▶ [REQUIRED ACTION]:
Pick out the lines below with "true" and list them.
**** RECORDS PROVIDED ****
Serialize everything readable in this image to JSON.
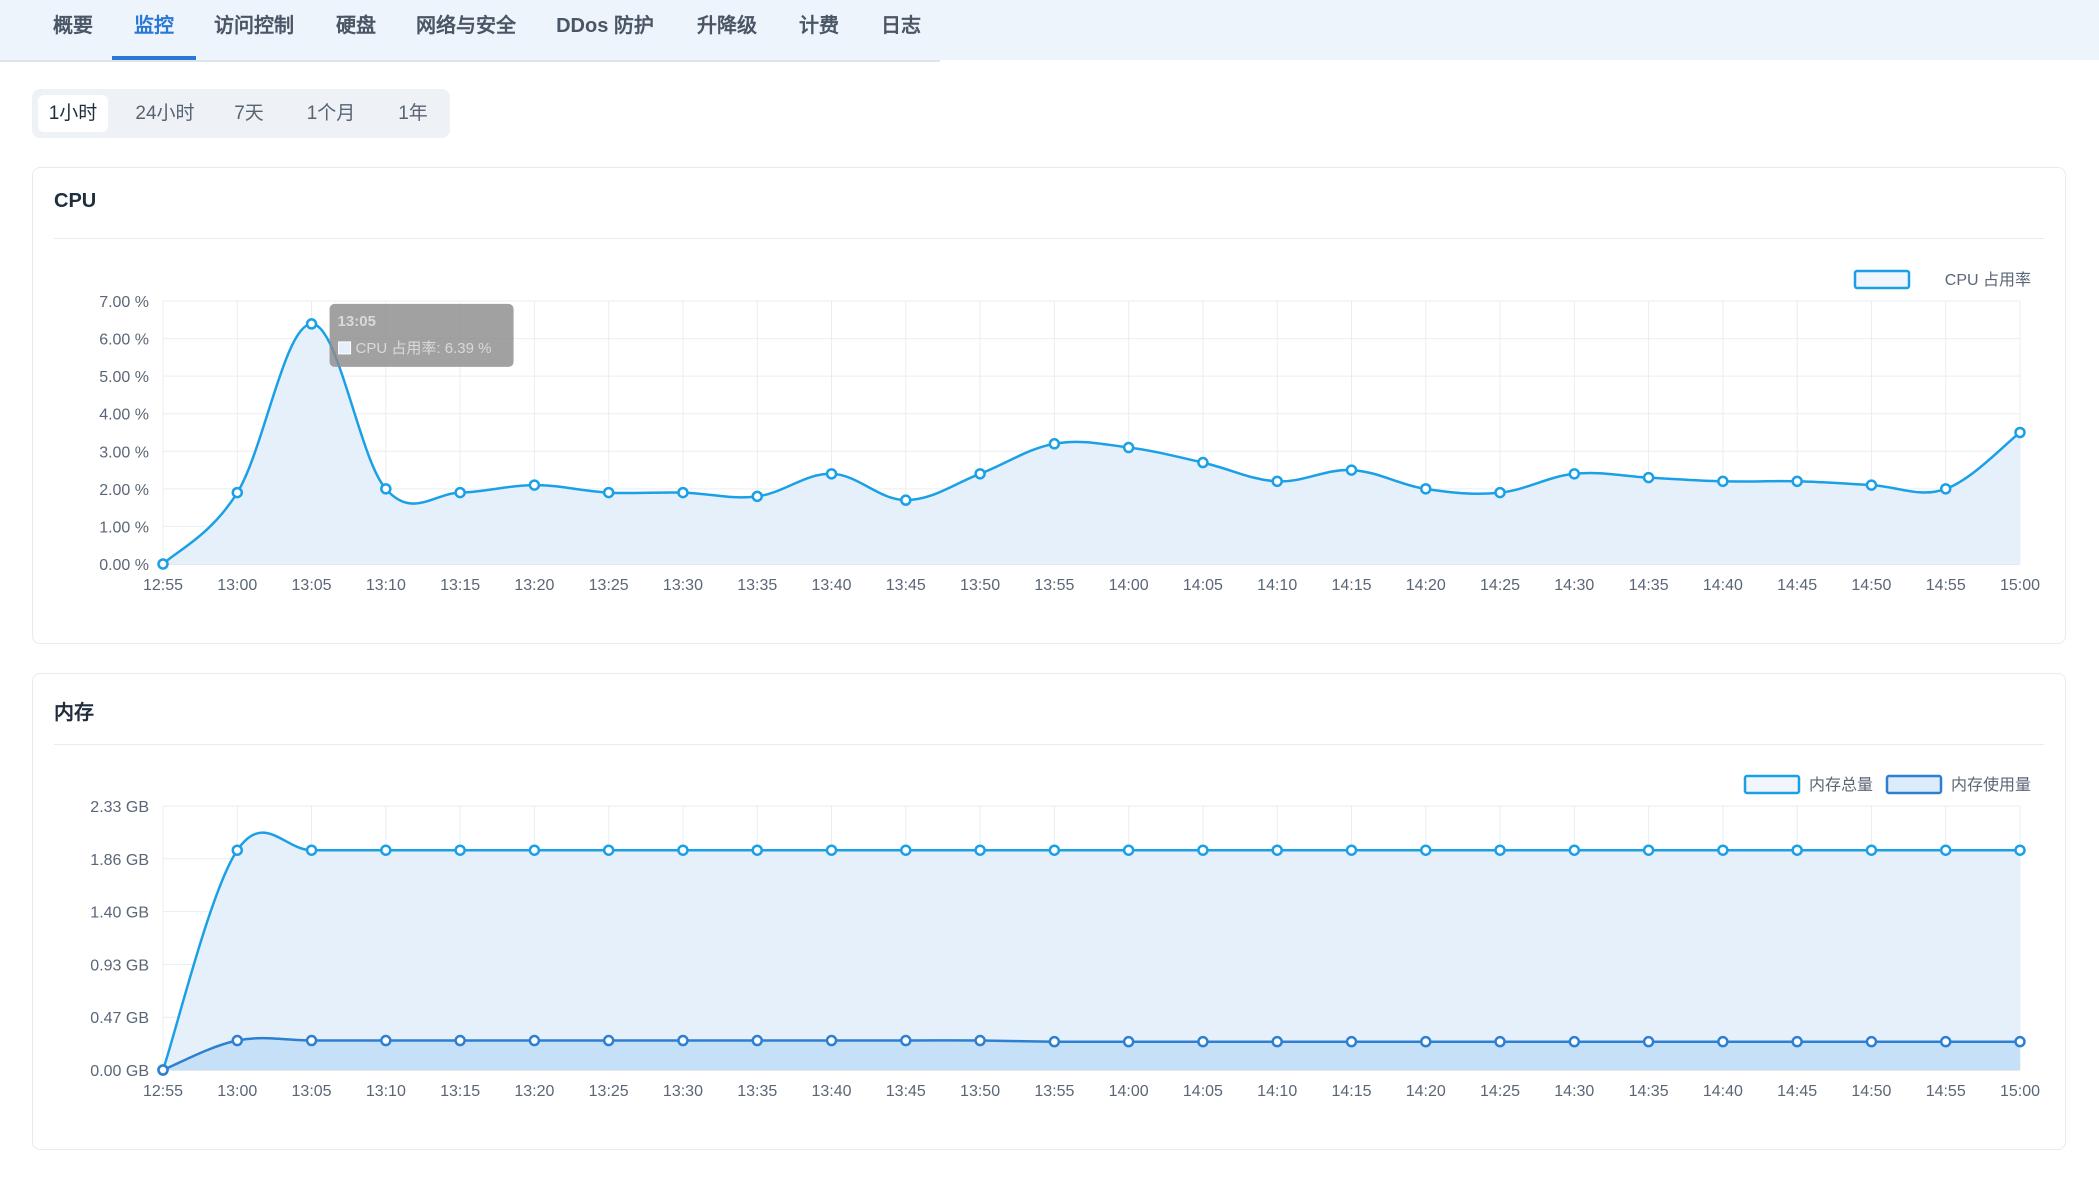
{
  "tabs": [
    {
      "label": "概要",
      "active": false
    },
    {
      "label": "监控",
      "active": true
    },
    {
      "label": "访问控制",
      "active": false
    },
    {
      "label": "硬盘",
      "active": false
    },
    {
      "label": "网络与安全",
      "active": false
    },
    {
      "label": "DDos 防护",
      "active": false
    },
    {
      "label": "升降级",
      "active": false
    },
    {
      "label": "计费",
      "active": false
    },
    {
      "label": "日志",
      "active": false
    }
  ],
  "time_ranges": [
    {
      "label": "1小时",
      "active": true
    },
    {
      "label": "24小时",
      "active": false
    },
    {
      "label": "7天",
      "active": false
    },
    {
      "label": "1个月",
      "active": false
    },
    {
      "label": "1年",
      "active": false
    }
  ],
  "cpu_card": {
    "title": "CPU"
  },
  "memory_card": {
    "title": "内存"
  },
  "colors": {
    "accent": "#2a78d6",
    "cpu_line": "#1aa0e6",
    "mem_total_line": "#1aa0e6",
    "mem_used_line": "#2d7fd2",
    "area_fill": "#e6f0fa",
    "used_fill": "#c5e0f7"
  },
  "chart_data": [
    {
      "type": "area",
      "title": "",
      "x": [
        "12:55",
        "13:00",
        "13:05",
        "13:10",
        "13:15",
        "13:20",
        "13:25",
        "13:30",
        "13:35",
        "13:40",
        "13:45",
        "13:50",
        "13:55",
        "14:00",
        "14:05",
        "14:10",
        "14:15",
        "14:20",
        "14:25",
        "14:30",
        "14:35",
        "14:40",
        "14:45",
        "14:50",
        "14:55",
        "15:00"
      ],
      "series": [
        {
          "name": "CPU 占用率",
          "values": [
            0.0,
            1.9,
            6.39,
            2.0,
            1.9,
            2.1,
            1.9,
            1.9,
            1.8,
            2.4,
            1.7,
            2.4,
            3.2,
            3.1,
            2.7,
            2.2,
            2.5,
            2.0,
            1.9,
            2.4,
            2.3,
            2.2,
            2.2,
            2.1,
            2.0,
            3.5
          ]
        }
      ],
      "yticks": [
        "0.00 %",
        "1.00 %",
        "2.00 %",
        "3.00 %",
        "4.00 %",
        "5.00 %",
        "6.00 %",
        "7.00 %"
      ],
      "ylim": [
        0,
        7
      ],
      "legend": "top-right",
      "grid": true,
      "tooltip": {
        "time": "13:05",
        "label": "CPU 占用率: 6.39 %",
        "index": 2
      }
    },
    {
      "type": "area",
      "title": "",
      "x": [
        "12:55",
        "13:00",
        "13:05",
        "13:10",
        "13:15",
        "13:20",
        "13:25",
        "13:30",
        "13:35",
        "13:40",
        "13:45",
        "13:50",
        "13:55",
        "14:00",
        "14:05",
        "14:10",
        "14:15",
        "14:20",
        "14:25",
        "14:30",
        "14:35",
        "14:40",
        "14:45",
        "14:50",
        "14:55",
        "15:00"
      ],
      "series": [
        {
          "name": "内存总量",
          "values": [
            0.0,
            1.94,
            1.94,
            1.94,
            1.94,
            1.94,
            1.94,
            1.94,
            1.94,
            1.94,
            1.94,
            1.94,
            1.94,
            1.94,
            1.94,
            1.94,
            1.94,
            1.94,
            1.94,
            1.94,
            1.94,
            1.94,
            1.94,
            1.94,
            1.94,
            1.94
          ]
        },
        {
          "name": "内存使用量",
          "values": [
            0.0,
            0.26,
            0.26,
            0.26,
            0.26,
            0.26,
            0.26,
            0.26,
            0.26,
            0.26,
            0.26,
            0.26,
            0.25,
            0.25,
            0.25,
            0.25,
            0.25,
            0.25,
            0.25,
            0.25,
            0.25,
            0.25,
            0.25,
            0.25,
            0.25,
            0.25
          ]
        }
      ],
      "yticks": [
        "0.00 GB",
        "0.47 GB",
        "0.93 GB",
        "1.40 GB",
        "1.86 GB",
        "2.33 GB"
      ],
      "ylim": [
        0,
        2.33
      ],
      "legend": "top-right",
      "grid": true
    }
  ]
}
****
▶ [SOLUTION TO THE EXERCISE]:
      "active": true
      "active": true
      "grid": true,
      "grid": true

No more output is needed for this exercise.